Exercise: Please count the lines in these records that contain "image" and give only that count.

Dataset rows describing interfaces:
--------------------------------------------------

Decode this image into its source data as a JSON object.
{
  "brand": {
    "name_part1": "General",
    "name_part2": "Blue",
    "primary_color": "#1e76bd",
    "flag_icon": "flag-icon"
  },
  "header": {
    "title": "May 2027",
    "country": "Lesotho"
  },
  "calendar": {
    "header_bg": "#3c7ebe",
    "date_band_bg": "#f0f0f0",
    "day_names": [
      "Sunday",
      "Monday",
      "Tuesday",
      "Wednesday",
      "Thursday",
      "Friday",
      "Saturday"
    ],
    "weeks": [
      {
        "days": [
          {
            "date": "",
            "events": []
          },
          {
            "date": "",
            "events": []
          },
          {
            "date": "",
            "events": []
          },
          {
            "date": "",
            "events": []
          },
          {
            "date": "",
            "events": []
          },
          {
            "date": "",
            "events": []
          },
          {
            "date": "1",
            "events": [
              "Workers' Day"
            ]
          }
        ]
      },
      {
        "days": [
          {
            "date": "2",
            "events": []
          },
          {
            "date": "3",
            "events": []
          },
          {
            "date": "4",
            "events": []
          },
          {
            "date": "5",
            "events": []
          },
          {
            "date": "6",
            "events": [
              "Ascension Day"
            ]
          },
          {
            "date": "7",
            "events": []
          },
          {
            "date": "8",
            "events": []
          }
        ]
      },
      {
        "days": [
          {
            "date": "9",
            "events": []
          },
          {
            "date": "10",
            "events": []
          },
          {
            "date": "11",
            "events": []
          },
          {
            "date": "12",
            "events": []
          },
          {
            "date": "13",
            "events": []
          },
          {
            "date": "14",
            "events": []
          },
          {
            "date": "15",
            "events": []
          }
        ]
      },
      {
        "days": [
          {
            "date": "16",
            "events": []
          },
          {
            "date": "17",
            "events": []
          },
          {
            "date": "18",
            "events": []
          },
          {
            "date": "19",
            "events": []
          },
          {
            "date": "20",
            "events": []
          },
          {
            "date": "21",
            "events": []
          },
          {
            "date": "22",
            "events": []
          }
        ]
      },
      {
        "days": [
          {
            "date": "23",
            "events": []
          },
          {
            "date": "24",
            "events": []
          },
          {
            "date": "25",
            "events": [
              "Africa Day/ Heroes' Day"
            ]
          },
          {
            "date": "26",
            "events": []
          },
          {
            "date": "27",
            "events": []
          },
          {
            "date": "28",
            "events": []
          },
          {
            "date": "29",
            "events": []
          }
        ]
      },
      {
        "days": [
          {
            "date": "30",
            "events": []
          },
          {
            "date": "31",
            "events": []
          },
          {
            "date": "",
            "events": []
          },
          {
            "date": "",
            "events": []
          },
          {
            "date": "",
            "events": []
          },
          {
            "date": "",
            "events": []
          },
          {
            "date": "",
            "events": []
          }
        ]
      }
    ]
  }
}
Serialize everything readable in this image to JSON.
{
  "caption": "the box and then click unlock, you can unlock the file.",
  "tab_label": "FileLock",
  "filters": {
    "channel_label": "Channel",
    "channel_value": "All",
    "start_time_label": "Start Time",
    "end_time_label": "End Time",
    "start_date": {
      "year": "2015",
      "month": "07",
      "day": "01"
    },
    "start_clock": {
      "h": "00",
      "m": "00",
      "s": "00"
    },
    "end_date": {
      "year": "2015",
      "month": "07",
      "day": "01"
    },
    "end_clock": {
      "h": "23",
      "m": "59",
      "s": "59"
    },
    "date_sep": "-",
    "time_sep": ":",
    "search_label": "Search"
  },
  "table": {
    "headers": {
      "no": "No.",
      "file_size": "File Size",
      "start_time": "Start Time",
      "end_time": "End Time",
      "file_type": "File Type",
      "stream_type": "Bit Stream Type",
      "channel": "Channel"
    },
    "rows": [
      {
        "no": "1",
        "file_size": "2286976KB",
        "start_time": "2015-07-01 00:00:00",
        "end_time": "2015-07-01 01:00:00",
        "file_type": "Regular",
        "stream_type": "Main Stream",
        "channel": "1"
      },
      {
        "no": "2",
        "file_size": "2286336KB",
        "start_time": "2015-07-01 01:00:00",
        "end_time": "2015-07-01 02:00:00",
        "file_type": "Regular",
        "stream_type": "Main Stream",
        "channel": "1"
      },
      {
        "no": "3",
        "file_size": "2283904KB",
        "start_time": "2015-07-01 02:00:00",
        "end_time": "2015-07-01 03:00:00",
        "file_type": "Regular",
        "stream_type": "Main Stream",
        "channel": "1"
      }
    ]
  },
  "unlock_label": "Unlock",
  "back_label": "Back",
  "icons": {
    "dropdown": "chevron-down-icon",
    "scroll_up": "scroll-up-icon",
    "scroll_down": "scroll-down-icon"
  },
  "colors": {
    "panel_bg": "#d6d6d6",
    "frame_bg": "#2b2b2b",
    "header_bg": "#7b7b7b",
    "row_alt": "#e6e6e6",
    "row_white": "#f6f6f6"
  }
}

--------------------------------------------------

Completed exercise: 2